Trading Mountains for Beaches
PROVO, Utah – Nov 18, 2020 – Most people would not move by themselves to an island they had never visited in the middle of a global pandemic. Stephanie Janczak, a senior studying therapeutic recreation and management at the BYU Marriott School of Business, is not one of those people. Janczak’s internship and graduation plans were altered by the COVID-19 pandemic, so she grabbed the opportunity to explore a new place while completing her final internship.
Before moving in August to the island of Oahu in Hawaii, Janczak had only traveled west of Utah a few times. “I'm originally from Indiana; I'm a Midwestern girl. I had only visited Utah once before coming to BYU,” Janczak says. “Moving to Hawaii by myself was terrifying. When I first arrived, I had to be in strict quarantine; I couldn’t even leave the property.”
Janczak’s first two weeks on the island were anything but relaxing. In fact, she describes her quarantine as stressful. "People from the government regularly called and checked up on me to make sure I was following the rules,” Janczak says. “Thankfully, I am living with my friend’s family in Oahu, and they are the most caring and compassionate souls. I consider them to be an extension of my family now.”
Feeling like a part of a family was a huge blessing for Janczak because, due to the pandemic, meeting new people has been a struggle. “Meeting people at a time like this where it is socially expected for us to stay away from each other is extremely difficult,” she says. “I have adopted a rhythm now where I go to work, come home, and then go to the beach or explore by myself. Isolation, which was at first a challenge, has now turned into a time of self-discovery.”
At the beginning of 2020, Janczak would never have guessed that she would be in Hawaii this fall. “My internship in Hawaii happened because everything fell apart,” she says. “My original plan was to go on an ExDM study abroad in the spring and complete an internship at an addiction recovery center in Murray, Utah, in the summer. However, when COVID-19 hit, the study abroad and internship were both canceled.”
Despite feeling discouraged, Janczak did not let the pandemic keep her down. “I realized that I wanted to work with children because of how resilient they are. That led me to find an internship where I could work for a children’s hospital as a recreation therapist. I began calling every children’s hospital with a recreation therapy program and asking if they had openings for the fall,” she says. “Luckily, the Shriners Hospital in Honolulu did.”

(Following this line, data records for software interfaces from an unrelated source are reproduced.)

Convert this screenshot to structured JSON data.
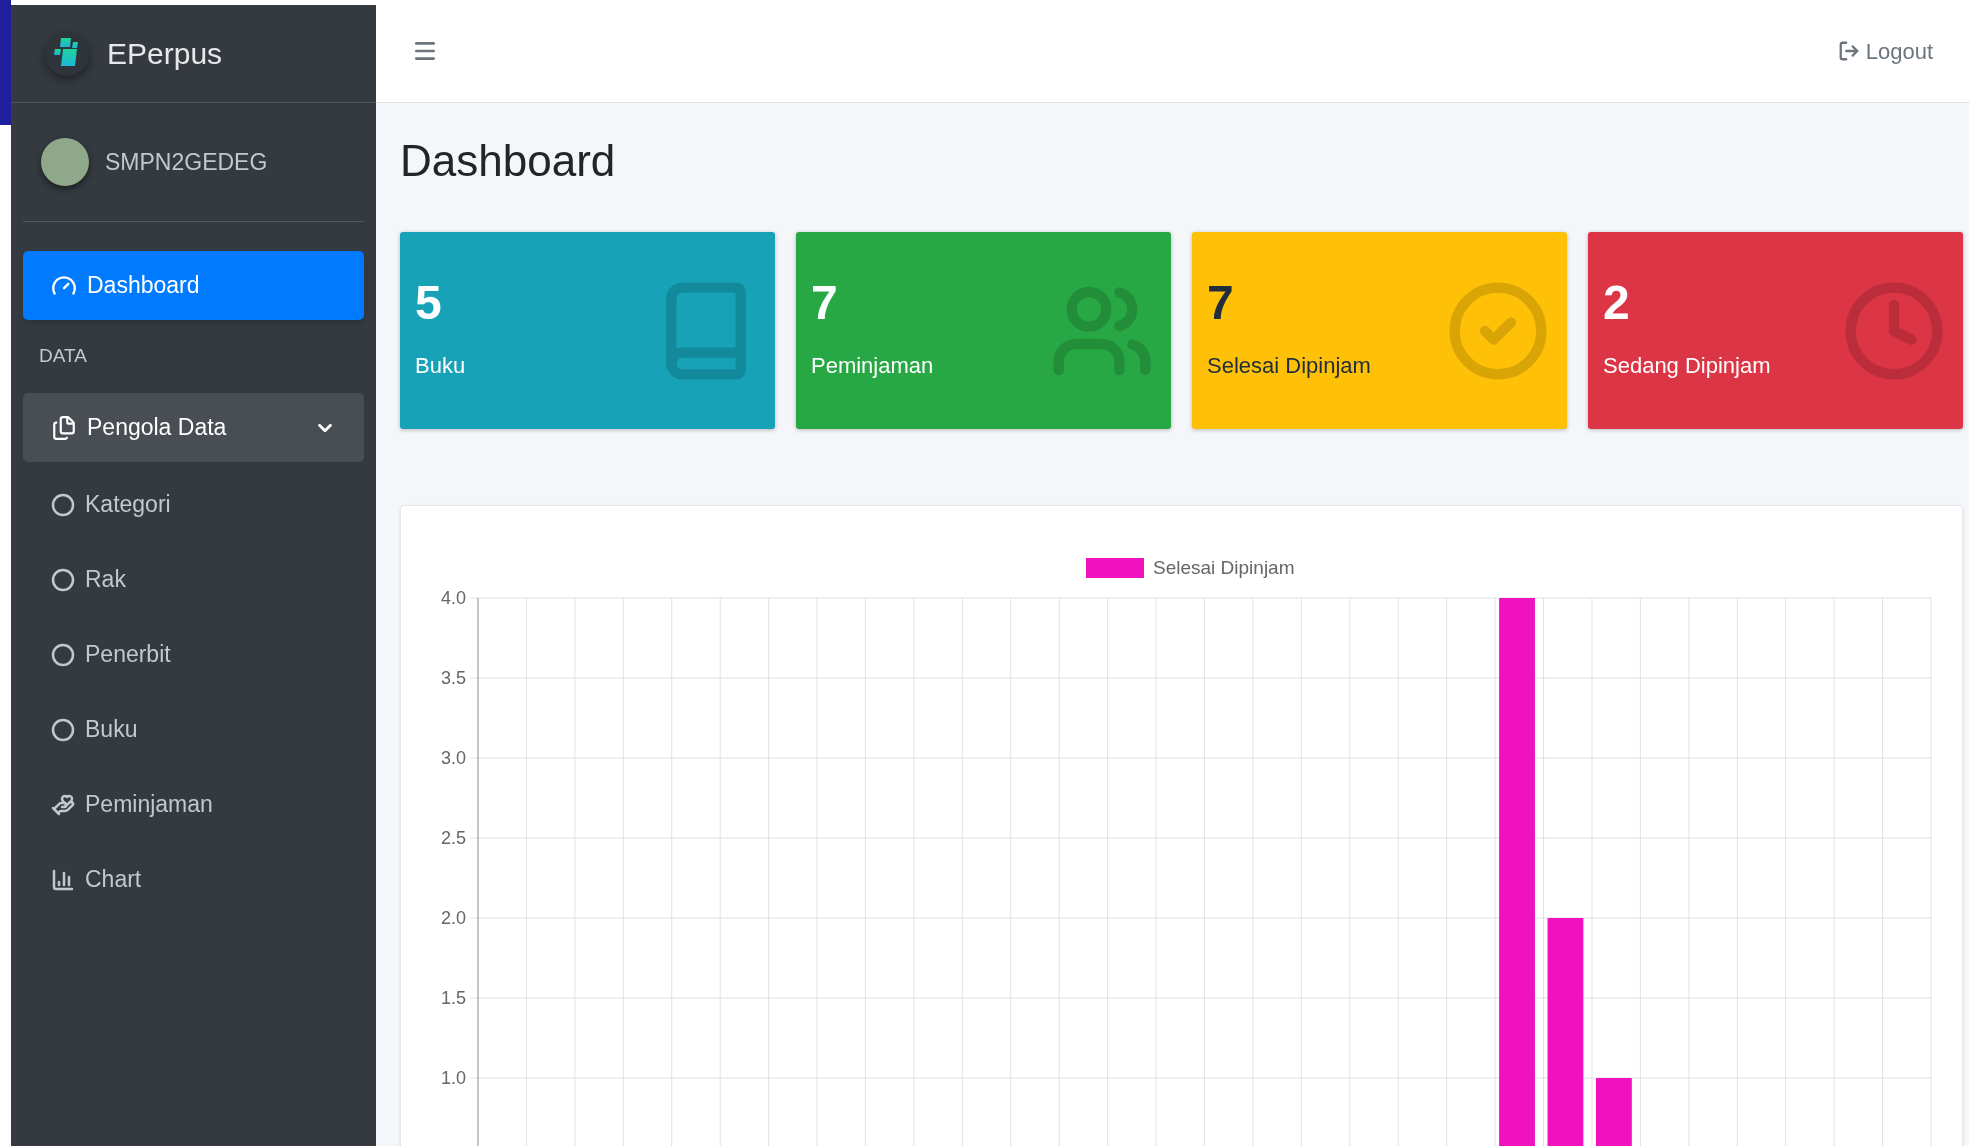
{
  "brand": {
    "name": "EPerpus"
  },
  "user": {
    "name": "SMPN2GEDEG"
  },
  "sidebar": {
    "items": [
      {
        "kind": "link",
        "label": "Dashboard",
        "selected": true
      },
      {
        "kind": "header",
        "label": "DATA"
      },
      {
        "kind": "group",
        "label": "Pengola Data",
        "selected": false,
        "expanded": true,
        "children": [
          {
            "label": "Kategori",
            "selected": false
          },
          {
            "label": "Rak",
            "selected": false
          },
          {
            "label": "Penerbit",
            "selected": false
          },
          {
            "label": "Buku",
            "selected": false
          }
        ]
      },
      {
        "kind": "link",
        "label": "Peminjaman",
        "selected": false
      },
      {
        "kind": "link",
        "label": "Chart",
        "selected": false
      }
    ]
  },
  "header": {
    "logout": "Logout"
  },
  "page_title": "Dashboard",
  "stat_cards": [
    {
      "value": "5",
      "label": "Buku",
      "color": "#17a2b8"
    },
    {
      "value": "7",
      "label": "Peminjaman",
      "color": "#28a745"
    },
    {
      "value": "7",
      "label": "Selesai Dipinjam",
      "color": "#ffc107"
    },
    {
      "value": "2",
      "label": "Sedang Dipinjam",
      "color": "#dc3545"
    }
  ],
  "chart": {
    "chart_data": {
      "type": "bar",
      "ylim": [
        0,
        4
      ],
      "grid": true,
      "series": [
        {
          "name": "Selesai Dipinjam",
          "color": "#f012be",
          "values": [
            null,
            null,
            null,
            null,
            null,
            null,
            null,
            null,
            null,
            null,
            null,
            null,
            null,
            null,
            null,
            null,
            null,
            null,
            null,
            null,
            null,
            4,
            2,
            1,
            null,
            null,
            null,
            null,
            null,
            null
          ]
        }
      ],
      "yticks": [
        {
          "value": 1,
          "label": "1.0"
        },
        {
          "value": 1.5,
          "label": "1.5"
        },
        {
          "value": 2,
          "label": "2.0"
        },
        {
          "value": 2.5,
          "label": "2.5"
        },
        {
          "value": 3,
          "label": "3.0"
        },
        {
          "value": 3.5,
          "label": "3.5"
        },
        {
          "value": 4,
          "label": "4.0"
        }
      ]
    }
  }
}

Working for Shriners has been a special opportunity for Janczak. “At the hospital, we treat many kids who are not from the United States. I help children from Fiji, Samoa, Guam, Chuuk, and many other islands. This opportunity opens my eyes and helps me embrace new cultures,” she says. “I currently work with both kids and teenagers in our inpatient unit after they have undergone orthopedic surgery. We work one-on-one with them and help distract them from all the pain they’re in by using animal therapy, diversional play, and leisure education. We also just sit and talk to these patients and learn more about their lives and how they are doing. A little goes a long way when you’re with these incredible kids.”

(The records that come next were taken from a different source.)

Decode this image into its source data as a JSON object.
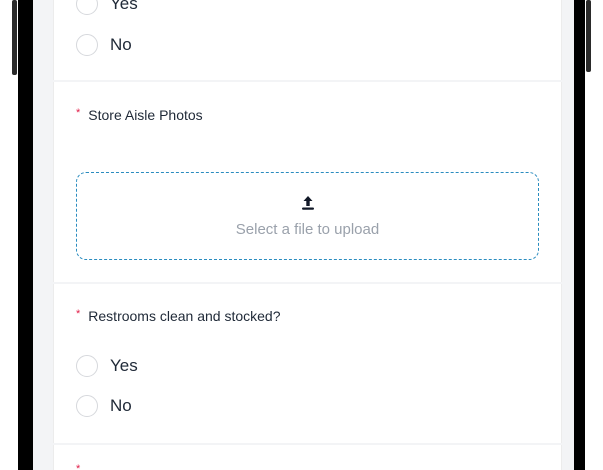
{
  "questions": {
    "previous": {
      "options": [
        "Yes",
        "No"
      ]
    },
    "store_aisle_photos": {
      "label": "Store Aisle Photos",
      "required_mark": "*",
      "upload_placeholder": "Select a file to upload"
    },
    "restrooms": {
      "label": "Restrooms clean and stocked?",
      "required_mark": "*",
      "options": [
        "Yes",
        "No"
      ]
    },
    "next": {
      "required_mark": "*"
    }
  },
  "colors": {
    "accent_dashed": "#2a8cbf",
    "required": "#e11d48",
    "frame": "#000000"
  },
  "icons": {
    "upload": "upload-arrow-icon"
  }
}
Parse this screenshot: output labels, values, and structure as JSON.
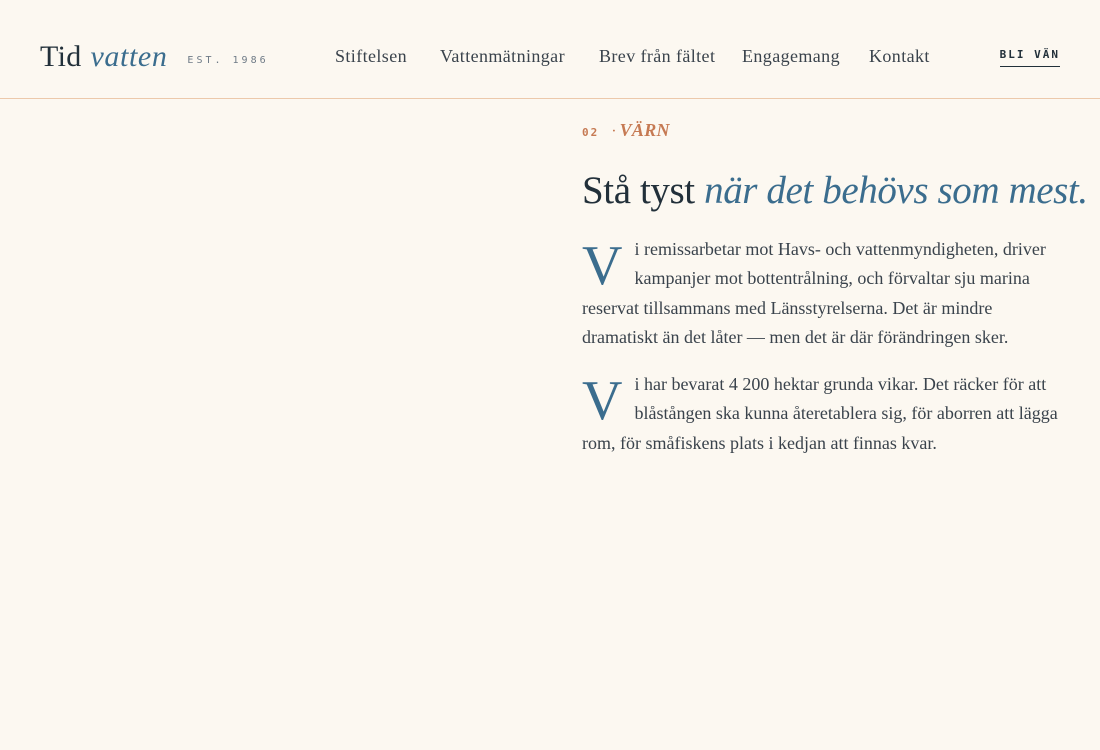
{
  "brand": {
    "main": "Tid",
    "italic": "vatten",
    "est": "EST. 1986"
  },
  "nav": {
    "items": [
      {
        "label": "Stiftelsen"
      },
      {
        "label": "Vattenmätningar"
      },
      {
        "label": "Brev från fältet"
      },
      {
        "label": "Engagemang"
      },
      {
        "label": "Kontakt"
      }
    ],
    "cta": "BLI VÄN"
  },
  "section": {
    "number": "02",
    "dot": "·",
    "label": "VÄRN",
    "headline_plain": "Stå tyst",
    "headline_accent": "när det behövs som mest.",
    "paragraphs": [
      {
        "drop_cap": "V",
        "text": "i remissarbetar mot Havs- och vattenmyndigheten, driver kampanjer mot bottentrålning, och förvaltar sju marina reservat tillsammans med Länsstyrelserna. Det är mindre dramatiskt än det låter — men det är där förändringen sker."
      },
      {
        "drop_cap": "V",
        "text": "i har bevarat 4 200 hektar grunda vikar. Det räcker för att blåstången ska kunna återetablera sig, för aborren att lägga rom, för småfiskens plats i kedjan att finnas kvar."
      }
    ]
  },
  "colors": {
    "background": "#fcf8f1",
    "ink": "#22303a",
    "accent_blue": "#3b6d8e",
    "accent_terracotta": "#c67a53",
    "rule": "#ecc9ab"
  }
}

Janczak feels thankful for this unique opportunity because she has a special interest in diversity and inclusion. In 2019 she had the opportunity to attend the No Barriers Summit in Tahoe, California. “I'm a big advocate for inclusion in any shape or form. The No Barriers Summit helped me see how companies can be more inclusive in a business setting,” she says. “The summit showed me how people with any and all abilities can overcome their trials and break down barriers in order to live life to the fullest. That experience helped me to ensure I am living in a way that I have no boundaries or barriers when it comes to working with others.”
Janczak will finish both her internship and her ExDM degree in December 2020. She is currently job searching and is working to become a certified therapeutic recreation specialist. She would love to stay in Hawaii because she has grown to love the Hawaiian culture and people. Although this year brought unexpected changes and challenges for Janczak, she looks forward to continuing to explore the unique culture of Hawaii and her future career opportunities.
Media Contact: Chad Little (801) 422-1512
Writer: Madi Wickham